3. The Duty of Watchfulness
The last thing that demands our attention in these verses is the practical duty of watchfulness in view of Christ’s second coming. "Keep watch," says our Lord, "because you do not know on what day your Lord will come" (verse 42). "Be ready, because the Son of Man will come at an hour when you do not expect him" (verse 44).
This is a point which our blessed Master frequently presses: we hardly ever find him dwelling on the second coming without adding a warning to "watch." He knows the sleepiness of our nature; he knows how soon we forget the most solemn subjects in religion; he knows how unceasingly Satan labors to obscure the glorious doctrine of his second coming. He exhorts us to keep awake, if we do not want to be ruined forevermore. May we all have an ear to hear his words!
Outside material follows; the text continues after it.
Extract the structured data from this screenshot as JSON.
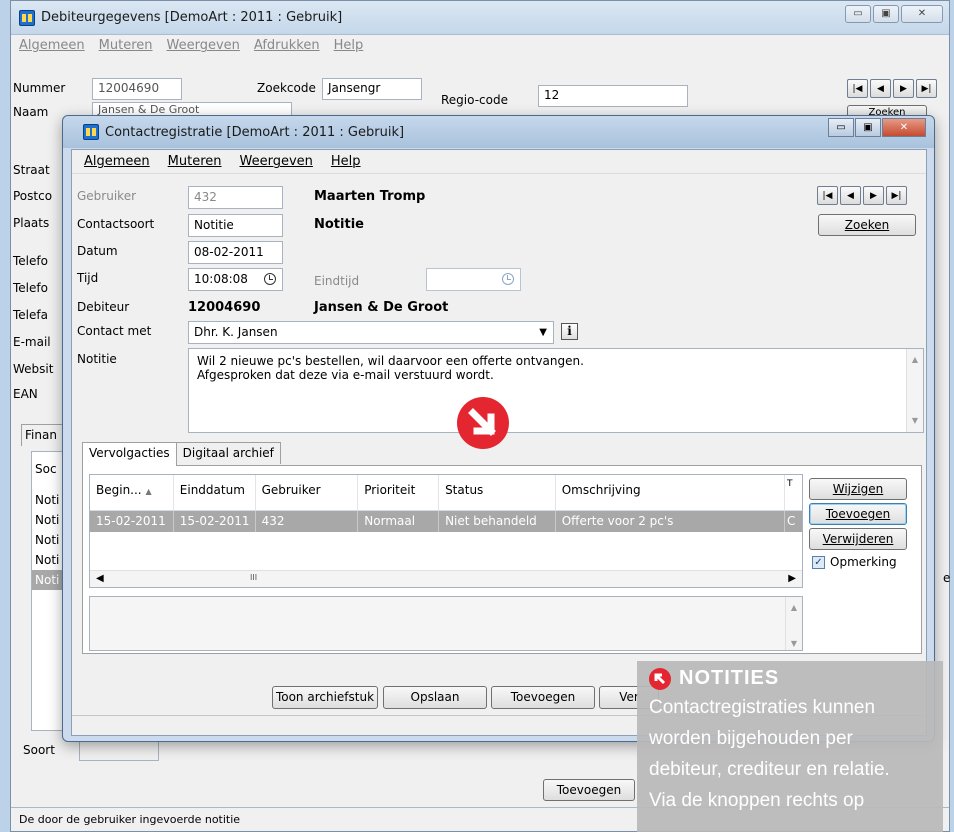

True Christians ought to live like watchmen. The day of the Lord is coming like a thief in the night: they should try always to be on their guard; they should behave like the sentinel of an army in an enemy’s land, resolving by God’s grace not to sleep at their post. That text of St. Paul’s deserves many a thought: "Let us not be like others, who are asleep, but let us be alert and self-controlled" (1 Thessalonians 5:6).
True Christians ought to live like good servants whose master is not at home. They should try always to be ready for their Master’s return: they should never give way to the feeling, "My master is staying away a long time" (verse 48); they should seek to keep their hearts in such a frame that whenever Christ appears they can at once give him a warm and loving reception. There is a vast depth in the saying, "It will be good for that servant whose master finds him doing so when he returns" (verse 46). We may well doubt whether we are true believers in Jesus if we are not ready at any time to have our faith changed into sight.
Let us close the chapter with solemn feelings. What we have just been reading calls for great heart-searching. Let us make sure that we are in Christ, and will have an ark of safety when the day of wrath breaks on the world; let us try so to live that we may be pronounced "blessed" at the last, and not east off forevermore. Not least, let us dismiss from our minds the common idea that unfulfilled prophecy is speculative and not practical: if the things we have been considering are not practical, there is no such thing as practical religion at all. "Everyone who has this hope in him purifies himself, just as he is pure" (1 John 3:3).